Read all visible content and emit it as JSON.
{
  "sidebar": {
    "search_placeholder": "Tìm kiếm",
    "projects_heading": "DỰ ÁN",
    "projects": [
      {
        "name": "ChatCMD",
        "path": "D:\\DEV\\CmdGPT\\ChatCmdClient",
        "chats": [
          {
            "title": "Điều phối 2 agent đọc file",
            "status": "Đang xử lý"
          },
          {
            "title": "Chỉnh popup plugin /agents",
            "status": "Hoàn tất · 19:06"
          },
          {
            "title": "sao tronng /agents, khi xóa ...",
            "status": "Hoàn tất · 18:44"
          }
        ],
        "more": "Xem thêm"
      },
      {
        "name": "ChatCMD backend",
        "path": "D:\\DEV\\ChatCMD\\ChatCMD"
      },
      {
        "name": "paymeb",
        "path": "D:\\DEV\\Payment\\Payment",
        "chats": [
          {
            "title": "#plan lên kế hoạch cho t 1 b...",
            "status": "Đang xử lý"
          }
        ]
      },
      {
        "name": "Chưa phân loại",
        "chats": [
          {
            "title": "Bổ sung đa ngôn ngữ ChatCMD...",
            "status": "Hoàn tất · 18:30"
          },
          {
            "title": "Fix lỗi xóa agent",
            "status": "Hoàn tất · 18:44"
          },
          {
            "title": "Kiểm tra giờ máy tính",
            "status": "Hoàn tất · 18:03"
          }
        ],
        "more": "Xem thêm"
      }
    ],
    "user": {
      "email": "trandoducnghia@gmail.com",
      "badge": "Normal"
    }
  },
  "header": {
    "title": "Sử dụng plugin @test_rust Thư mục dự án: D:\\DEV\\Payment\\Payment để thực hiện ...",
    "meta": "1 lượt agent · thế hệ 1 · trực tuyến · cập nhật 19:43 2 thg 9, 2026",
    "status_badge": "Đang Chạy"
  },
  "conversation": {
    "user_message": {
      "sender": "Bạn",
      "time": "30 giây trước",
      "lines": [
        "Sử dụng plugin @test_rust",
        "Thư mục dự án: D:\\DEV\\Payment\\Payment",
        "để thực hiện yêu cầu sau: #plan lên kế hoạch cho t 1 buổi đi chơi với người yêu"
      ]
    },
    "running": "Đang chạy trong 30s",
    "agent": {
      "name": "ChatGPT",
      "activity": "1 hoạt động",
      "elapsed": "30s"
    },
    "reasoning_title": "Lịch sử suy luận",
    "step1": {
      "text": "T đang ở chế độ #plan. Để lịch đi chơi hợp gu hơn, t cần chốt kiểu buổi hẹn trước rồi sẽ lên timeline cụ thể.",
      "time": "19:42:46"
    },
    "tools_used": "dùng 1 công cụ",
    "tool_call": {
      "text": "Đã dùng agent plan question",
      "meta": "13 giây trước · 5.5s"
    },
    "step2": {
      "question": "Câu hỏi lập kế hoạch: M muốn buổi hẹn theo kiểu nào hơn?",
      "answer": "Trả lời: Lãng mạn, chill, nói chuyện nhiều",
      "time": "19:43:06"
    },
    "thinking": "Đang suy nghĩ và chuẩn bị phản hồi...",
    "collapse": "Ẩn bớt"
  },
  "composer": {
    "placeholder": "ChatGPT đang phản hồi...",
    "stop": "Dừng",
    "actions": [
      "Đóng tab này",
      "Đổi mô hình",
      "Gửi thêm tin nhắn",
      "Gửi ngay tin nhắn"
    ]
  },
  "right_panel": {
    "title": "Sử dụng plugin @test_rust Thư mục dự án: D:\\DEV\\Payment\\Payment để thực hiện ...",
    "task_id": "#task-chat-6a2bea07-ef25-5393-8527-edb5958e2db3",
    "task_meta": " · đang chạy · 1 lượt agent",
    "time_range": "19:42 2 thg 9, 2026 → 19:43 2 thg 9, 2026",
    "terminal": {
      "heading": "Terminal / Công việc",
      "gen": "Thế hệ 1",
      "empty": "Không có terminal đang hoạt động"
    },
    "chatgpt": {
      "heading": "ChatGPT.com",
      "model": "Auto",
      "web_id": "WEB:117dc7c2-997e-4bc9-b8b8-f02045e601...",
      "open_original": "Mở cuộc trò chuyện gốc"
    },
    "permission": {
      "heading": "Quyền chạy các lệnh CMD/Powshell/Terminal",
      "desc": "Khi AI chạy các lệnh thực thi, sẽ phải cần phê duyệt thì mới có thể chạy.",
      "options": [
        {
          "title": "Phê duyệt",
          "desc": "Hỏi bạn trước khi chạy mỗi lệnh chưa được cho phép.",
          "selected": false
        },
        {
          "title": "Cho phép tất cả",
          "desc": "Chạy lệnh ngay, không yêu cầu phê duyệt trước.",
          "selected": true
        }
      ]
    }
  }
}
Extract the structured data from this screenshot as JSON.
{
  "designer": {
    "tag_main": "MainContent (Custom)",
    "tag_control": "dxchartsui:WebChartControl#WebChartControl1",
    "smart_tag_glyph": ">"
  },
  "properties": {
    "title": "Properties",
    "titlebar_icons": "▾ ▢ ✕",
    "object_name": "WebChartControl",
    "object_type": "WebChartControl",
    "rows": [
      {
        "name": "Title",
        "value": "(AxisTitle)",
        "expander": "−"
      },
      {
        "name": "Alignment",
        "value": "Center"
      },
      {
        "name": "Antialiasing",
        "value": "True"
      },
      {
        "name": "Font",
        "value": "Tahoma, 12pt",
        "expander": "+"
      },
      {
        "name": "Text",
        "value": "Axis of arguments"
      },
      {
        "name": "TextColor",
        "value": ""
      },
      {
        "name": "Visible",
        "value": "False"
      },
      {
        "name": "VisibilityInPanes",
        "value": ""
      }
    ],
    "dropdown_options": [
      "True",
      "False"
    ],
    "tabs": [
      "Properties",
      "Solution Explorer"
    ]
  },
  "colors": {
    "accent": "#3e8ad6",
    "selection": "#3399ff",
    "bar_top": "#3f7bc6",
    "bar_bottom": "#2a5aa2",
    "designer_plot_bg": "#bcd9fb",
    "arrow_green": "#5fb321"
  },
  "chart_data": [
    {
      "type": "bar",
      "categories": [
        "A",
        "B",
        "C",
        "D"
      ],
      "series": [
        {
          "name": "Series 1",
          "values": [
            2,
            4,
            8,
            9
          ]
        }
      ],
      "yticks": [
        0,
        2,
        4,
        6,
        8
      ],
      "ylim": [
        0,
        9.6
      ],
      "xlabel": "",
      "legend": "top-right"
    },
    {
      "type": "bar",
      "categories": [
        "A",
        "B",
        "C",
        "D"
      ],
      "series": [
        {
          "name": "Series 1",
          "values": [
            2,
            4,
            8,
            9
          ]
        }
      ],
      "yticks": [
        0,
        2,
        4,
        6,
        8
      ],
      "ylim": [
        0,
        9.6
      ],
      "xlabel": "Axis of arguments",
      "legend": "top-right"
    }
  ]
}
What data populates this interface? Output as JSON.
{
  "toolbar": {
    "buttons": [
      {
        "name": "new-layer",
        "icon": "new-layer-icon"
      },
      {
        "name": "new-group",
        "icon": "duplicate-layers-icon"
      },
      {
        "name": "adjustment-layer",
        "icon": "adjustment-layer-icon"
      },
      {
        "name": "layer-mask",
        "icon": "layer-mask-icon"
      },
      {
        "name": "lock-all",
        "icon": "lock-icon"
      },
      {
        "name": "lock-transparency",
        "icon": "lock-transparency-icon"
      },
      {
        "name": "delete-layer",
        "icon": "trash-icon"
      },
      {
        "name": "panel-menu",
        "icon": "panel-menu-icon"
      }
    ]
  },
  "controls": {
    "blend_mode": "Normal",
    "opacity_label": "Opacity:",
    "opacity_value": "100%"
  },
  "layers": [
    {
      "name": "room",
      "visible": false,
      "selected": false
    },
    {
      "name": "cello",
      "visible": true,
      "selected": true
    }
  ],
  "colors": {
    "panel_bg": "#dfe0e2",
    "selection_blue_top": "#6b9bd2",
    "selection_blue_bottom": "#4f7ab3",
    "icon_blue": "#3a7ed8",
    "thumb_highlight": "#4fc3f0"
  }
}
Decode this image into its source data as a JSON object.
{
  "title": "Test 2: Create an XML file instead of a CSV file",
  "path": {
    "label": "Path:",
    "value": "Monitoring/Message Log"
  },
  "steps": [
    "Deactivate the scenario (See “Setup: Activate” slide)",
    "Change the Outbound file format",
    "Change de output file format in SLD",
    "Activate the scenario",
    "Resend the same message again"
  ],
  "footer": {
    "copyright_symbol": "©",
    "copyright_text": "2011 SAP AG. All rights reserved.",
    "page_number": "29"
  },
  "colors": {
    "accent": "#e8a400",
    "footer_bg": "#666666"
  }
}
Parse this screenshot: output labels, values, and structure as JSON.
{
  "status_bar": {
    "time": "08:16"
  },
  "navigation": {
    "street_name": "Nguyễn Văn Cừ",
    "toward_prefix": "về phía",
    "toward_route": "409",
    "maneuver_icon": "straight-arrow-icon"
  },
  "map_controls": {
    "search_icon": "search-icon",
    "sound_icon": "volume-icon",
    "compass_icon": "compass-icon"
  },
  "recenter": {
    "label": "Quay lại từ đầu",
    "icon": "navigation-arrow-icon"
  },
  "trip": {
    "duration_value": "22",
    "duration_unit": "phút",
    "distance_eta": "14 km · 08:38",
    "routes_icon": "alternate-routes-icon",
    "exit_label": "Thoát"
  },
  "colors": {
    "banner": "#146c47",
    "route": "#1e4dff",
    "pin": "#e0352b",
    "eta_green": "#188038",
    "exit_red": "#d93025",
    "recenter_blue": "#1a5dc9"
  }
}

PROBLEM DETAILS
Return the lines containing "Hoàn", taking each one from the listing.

EXPECTED OUTPUT
            "status": "Hoàn tất · 19:06"
            "status": "Hoàn tất · 18:44"
            "status": "Hoàn tất · 18:30"
            "status": "Hoàn tất · 18:44"
            "status": "Hoàn tất · 18:03"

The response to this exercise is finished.